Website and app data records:
──────────

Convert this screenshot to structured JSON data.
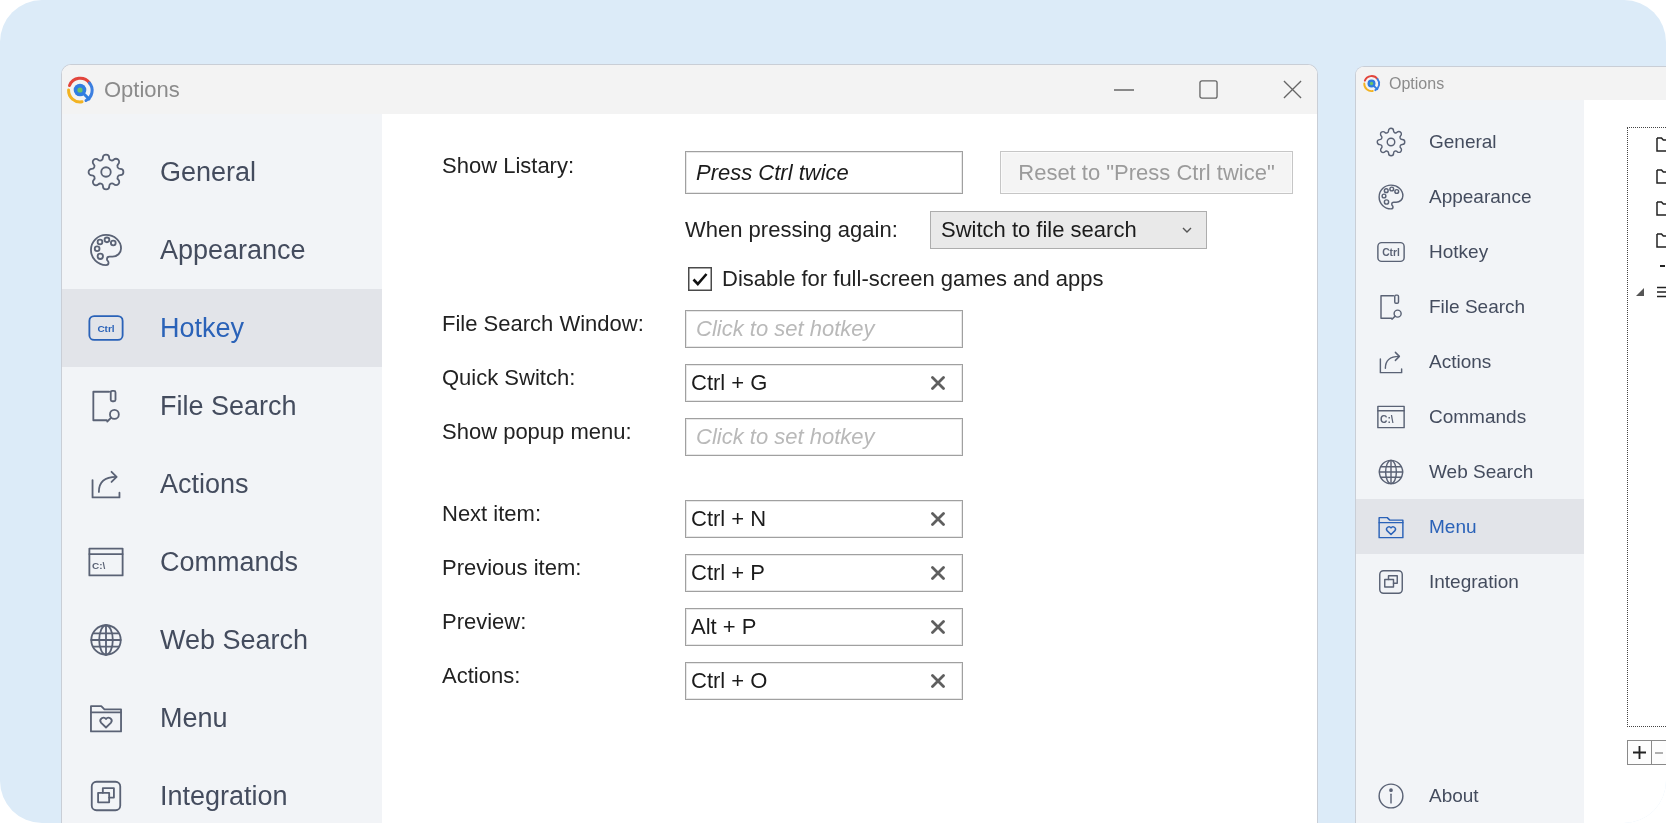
{
  "windows": [
    {
      "title": "Options",
      "sidebar": {
        "items": [
          {
            "label": "General",
            "selected": false
          },
          {
            "label": "Appearance",
            "selected": false
          },
          {
            "label": "Hotkey",
            "icon_text": "Ctrl",
            "selected": true
          },
          {
            "label": "File Search",
            "selected": false
          },
          {
            "label": "Actions",
            "selected": false
          },
          {
            "label": "Commands",
            "icon_text": "C:\\",
            "selected": false
          },
          {
            "label": "Web Search",
            "selected": false
          },
          {
            "label": "Menu",
            "selected": false
          },
          {
            "label": "Integration",
            "selected": false
          }
        ]
      },
      "hotkey_page": {
        "show_listary": {
          "label": "Show Listary:",
          "value": "Press Ctrl twice",
          "reset_button": {
            "label": "Reset to \"Press Ctrl twice\"",
            "disabled": true
          }
        },
        "when_pressing_again": {
          "label": "When pressing again:",
          "value": "Switch to file search"
        },
        "disable_option": {
          "label": "Disable for full-screen games and apps",
          "checked": true
        },
        "hotkeys": [
          {
            "label": "File Search Window:",
            "placeholder": "Click to set hotkey"
          },
          {
            "label": "Quick Switch:",
            "value": "Ctrl + G"
          },
          {
            "label": "Show popup menu:",
            "placeholder": "Click to set hotkey"
          }
        ],
        "navigation_hotkeys": [
          {
            "label": "Next item:",
            "value": "Ctrl + N"
          },
          {
            "label": "Previous item:",
            "value": "Ctrl + P"
          },
          {
            "label": "Preview:",
            "value": "Alt + P"
          },
          {
            "label": "Actions:",
            "value": "Ctrl + O"
          }
        ]
      }
    },
    {
      "title": "Options",
      "sidebar": {
        "items": [
          {
            "label": "General",
            "selected": false
          },
          {
            "label": "Appearance",
            "selected": false
          },
          {
            "label": "Hotkey",
            "icon_text": "Ctrl",
            "selected": false
          },
          {
            "label": "File Search",
            "selected": false
          },
          {
            "label": "Actions",
            "selected": false
          },
          {
            "label": "Commands",
            "icon_text": "C:\\",
            "selected": false
          },
          {
            "label": "Web Search",
            "selected": false
          },
          {
            "label": "Menu",
            "selected": true
          },
          {
            "label": "Integration",
            "selected": false
          }
        ],
        "footer_item": {
          "label": "About",
          "selected": false
        }
      },
      "menu_page": {
        "tree": [
          {
            "kind": "folder"
          },
          {
            "kind": "folder"
          },
          {
            "kind": "folder"
          },
          {
            "kind": "folder"
          },
          {
            "kind": "separator"
          },
          {
            "kind": "group",
            "expanded": true
          }
        ],
        "buttons": [
          {
            "kind": "add",
            "disabled": false
          },
          {
            "kind": "remove",
            "disabled": true
          }
        ]
      }
    }
  ]
}
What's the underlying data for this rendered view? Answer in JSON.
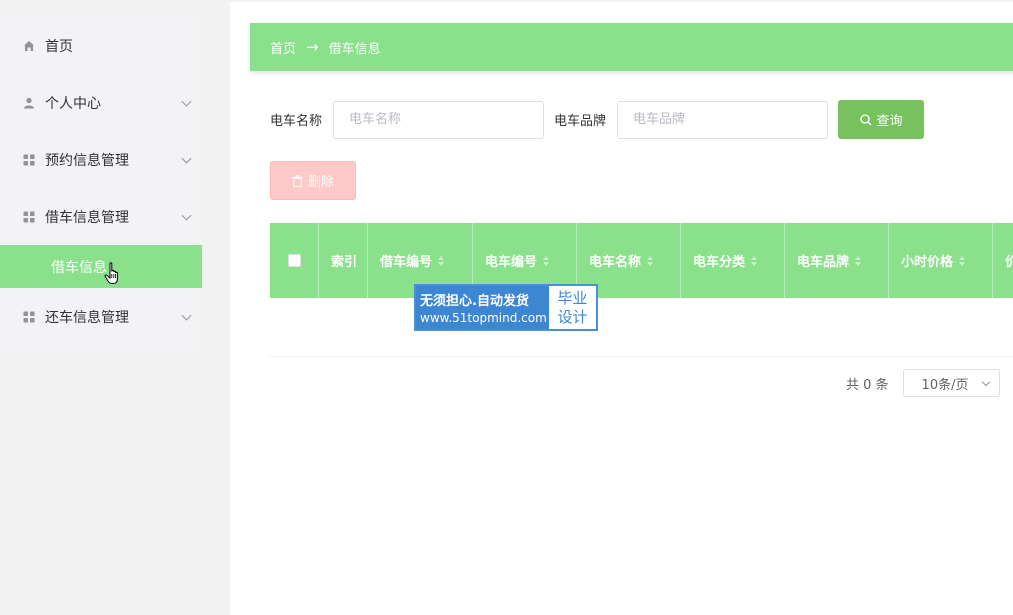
{
  "sidebar": {
    "items": [
      {
        "label": "首页",
        "icon": "home-icon",
        "has_children": false
      },
      {
        "label": "个人中心",
        "icon": "user-icon",
        "has_children": true
      },
      {
        "label": "预约信息管理",
        "icon": "grid-icon",
        "has_children": true
      },
      {
        "label": "借车信息管理",
        "icon": "grid-icon",
        "has_children": true,
        "expanded": true,
        "children": [
          {
            "label": "借车信息",
            "active": true
          }
        ]
      },
      {
        "label": "还车信息管理",
        "icon": "grid-icon",
        "has_children": true
      }
    ]
  },
  "breadcrumb": {
    "home": "首页",
    "separator": "→",
    "current": "借车信息"
  },
  "search": {
    "name_label": "电车名称",
    "name_placeholder": "电车名称",
    "brand_label": "电车品牌",
    "brand_placeholder": "电车品牌",
    "search_button": "查询"
  },
  "actions": {
    "delete_button": "删除"
  },
  "table": {
    "columns": [
      "索引",
      "借车编号",
      "电车编号",
      "电车名称",
      "电车分类",
      "电车品牌",
      "小时价格",
      "价"
    ],
    "rows": []
  },
  "pagination": {
    "total": "共 0 条",
    "page_size": "10条/页"
  },
  "watermark": {
    "line1": "无须担心.自动发货",
    "line2": "www.51topmind.com",
    "badge_line1": "毕业",
    "badge_line2": "设计"
  },
  "colors": {
    "accent_green": "#8be08b",
    "search_green": "#77c15e",
    "delete_pink": "#ffc9c9",
    "watermark_blue": "#3d86d1"
  }
}
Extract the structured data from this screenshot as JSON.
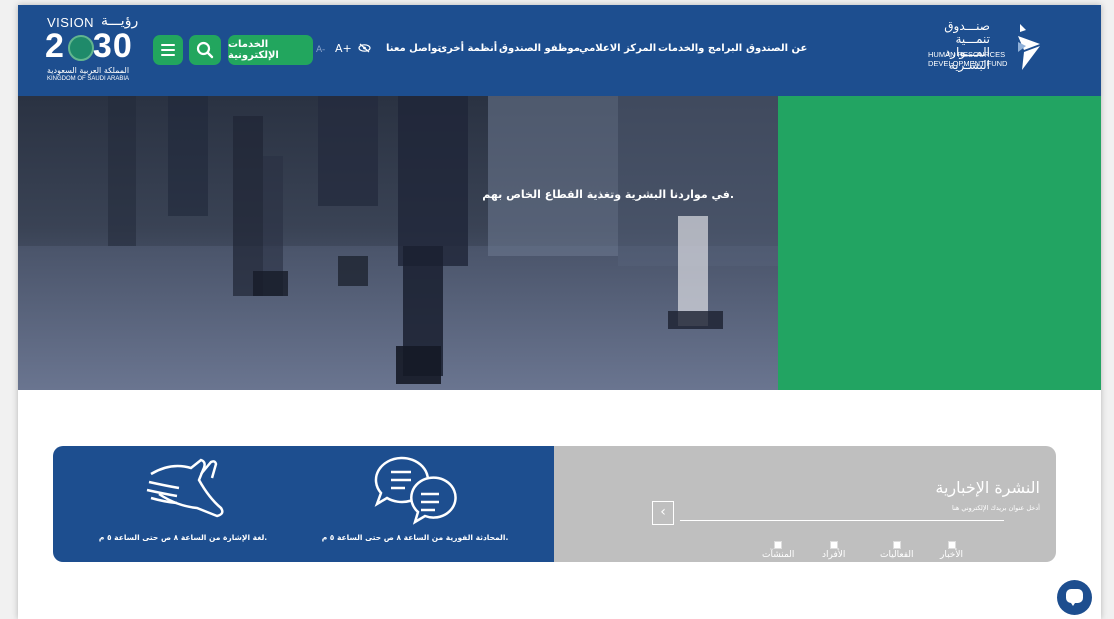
{
  "header": {
    "vision": {
      "title_en": "VISION",
      "title_ar": "رؤيـــة",
      "year_left": "2",
      "year_right": "30",
      "kingdom_ar": "المملكة العربية السعودية",
      "kingdom_en": "KINGDOM OF SAUDI ARABIA"
    },
    "e_services_label": "الخدمات الإلكترونية",
    "font_small": "A-",
    "font_large": "A+",
    "nav": [
      "عن الصندوق",
      "البرامج والخدمات",
      "المركز الاعلامي",
      "موظفو الصندوق",
      "أنظمة أخرى",
      "تواصل معنا"
    ],
    "logo": {
      "ar_line1": "صنـــدوق تنمـــية",
      "ar_line2": "المـــوارد البشـرية",
      "en_line1": "HUMAN RESOURCES",
      "en_line2": "DEVELOPMENT FUND"
    }
  },
  "hero": {
    "text": "في مواردنا البشرية وتغذية القطاع الخاص بهم."
  },
  "newsletter": {
    "title": "النشرة الإخبارية",
    "email_placeholder": "أدخل عنوان بريدك الإلكتروني هنا",
    "options": [
      "الأخبار",
      "الفعاليات",
      "الأفراد",
      "المنشآت"
    ]
  },
  "services": {
    "chat_label": "المحادثة الفورية من الساعة ٨ ص حتى الساعة ٥ م.",
    "sign_label": "لغة الإشارة من الساعة ٨ ص حتى الساعة ٥ م."
  },
  "colors": {
    "header_blue": "#1d4e8f",
    "green": "#22a462",
    "card_gray": "#bfbfbf"
  },
  "icons": [
    "hamburger-menu-icon",
    "search-icon",
    "eye-slash-icon",
    "chat-bubbles-icon",
    "sign-language-icon",
    "chat-icon"
  ]
}
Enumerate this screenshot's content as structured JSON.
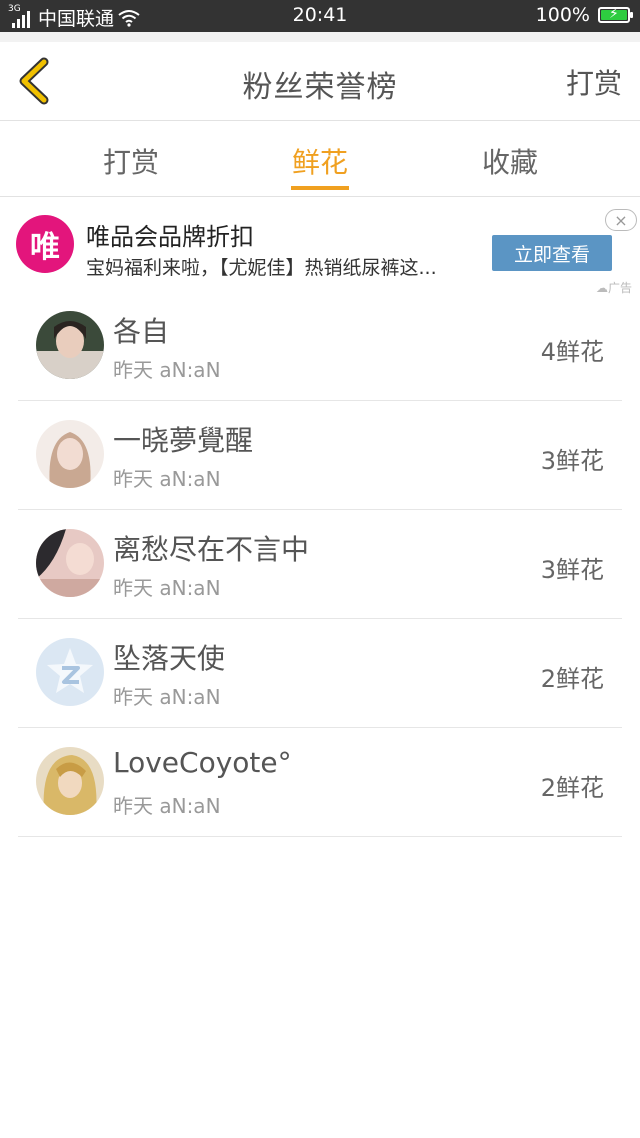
{
  "statusbar": {
    "network": "3G",
    "carrier": "中国联通",
    "time": "20:41",
    "battery": "100%",
    "battery_level": 1.0,
    "battery_color": "#2ecc40"
  },
  "header": {
    "back_icon": "chevron-left-icon",
    "back_color": "#f0c000",
    "title": "粉丝荣誉榜",
    "action": "打赏"
  },
  "tabs": [
    {
      "label": "打赏",
      "active": false
    },
    {
      "label": "鲜花",
      "active": true
    },
    {
      "label": "收藏",
      "active": false
    }
  ],
  "accent_color": "#f0a020",
  "ad": {
    "logo_text": "唯",
    "logo_color": "#e3157c",
    "title": "唯品会品牌折扣",
    "desc": "宝妈福利来啦，【尤妮佳】热销纸尿裤这...",
    "button": "立即查看",
    "close": "×",
    "tag": "广告"
  },
  "list": [
    {
      "name": "各自",
      "time": "昨天 aN:aN",
      "count": "4鲜花",
      "avatar_icon": "user-photo-icon"
    },
    {
      "name": "一晓夢覺醒",
      "time": "昨天 aN:aN",
      "count": "3鲜花",
      "avatar_icon": "user-photo-icon"
    },
    {
      "name": "离愁尽在不言中",
      "time": "昨天 aN:aN",
      "count": "3鲜花",
      "avatar_icon": "user-photo-icon"
    },
    {
      "name": "坠落天使",
      "time": "昨天 aN:aN",
      "count": "2鲜花",
      "avatar_icon": "qq-default-avatar-icon"
    },
    {
      "name": "LoveCoyote°",
      "time": "昨天 aN:aN",
      "count": "2鲜花",
      "avatar_icon": "user-photo-icon"
    }
  ]
}
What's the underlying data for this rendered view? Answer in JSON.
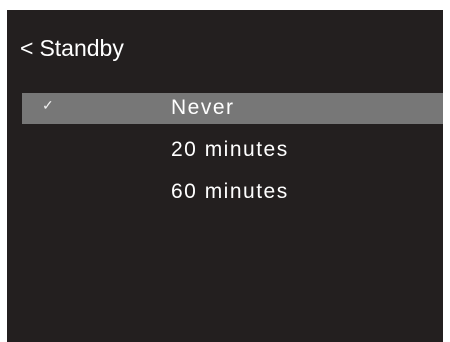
{
  "header": {
    "back_glyph": "<",
    "title": "Standby"
  },
  "options": [
    {
      "label": "Never",
      "selected": true,
      "check": "✓"
    },
    {
      "label": "20 minutes",
      "selected": false,
      "check": ""
    },
    {
      "label": "60 minutes",
      "selected": false,
      "check": ""
    }
  ],
  "colors": {
    "background": "#231f1f",
    "selected_row": "#777777",
    "text": "#ffffff"
  }
}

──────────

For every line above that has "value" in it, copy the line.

● Task solution
          "value": "Press Ctrl twice",
          "value": "Switch to file search"
            "value": "Ctrl + G"
            "value": "Ctrl + N"
            "value": "Ctrl + P"
            "value": "Alt + P"
            "value": "Ctrl + O"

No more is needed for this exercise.